Dataset rows for apps and sites:
•••
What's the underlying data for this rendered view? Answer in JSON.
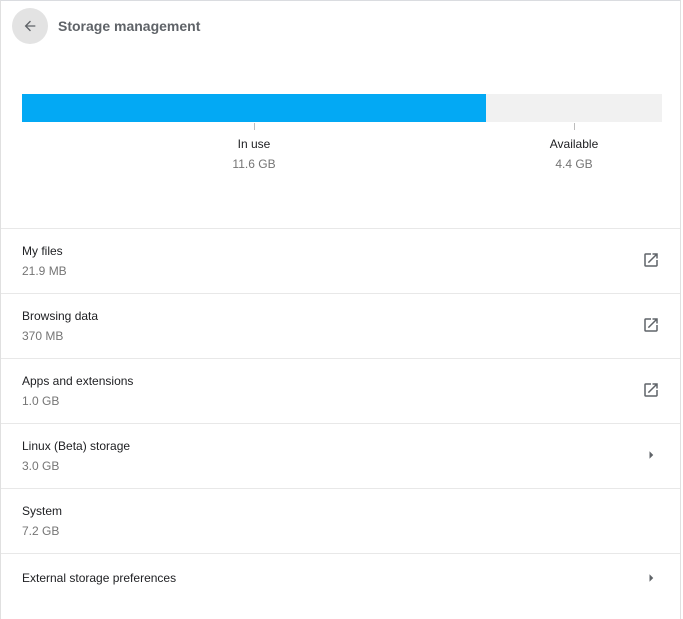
{
  "header": {
    "title": "Storage management"
  },
  "usage": {
    "in_use_label": "In use",
    "in_use_value": "11.6 GB",
    "available_label": "Available",
    "available_value": "4.4 GB",
    "in_use_fraction": 0.725
  },
  "colors": {
    "bar_fill": "#03a9f4",
    "bar_track": "#f1f1f1"
  },
  "items": [
    {
      "name": "My files",
      "size": "21.9 MB",
      "icon": "open-external-icon"
    },
    {
      "name": "Browsing data",
      "size": "370 MB",
      "icon": "open-external-icon"
    },
    {
      "name": "Apps and extensions",
      "size": "1.0 GB",
      "icon": "open-external-icon"
    },
    {
      "name": "Linux (Beta) storage",
      "size": "3.0 GB",
      "icon": "chevron-right-icon"
    },
    {
      "name": "System",
      "size": "7.2 GB"
    },
    {
      "name": "External storage preferences",
      "icon": "chevron-right-icon"
    }
  ]
}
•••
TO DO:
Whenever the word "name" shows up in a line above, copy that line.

ANSWER SECTION:
      "name": "My files",
      "name": "Browsing data",
      "name": "Apps and extensions",
      "name": "Linux (Beta) storage",
      "name": "System",
      "name": "External storage preferences",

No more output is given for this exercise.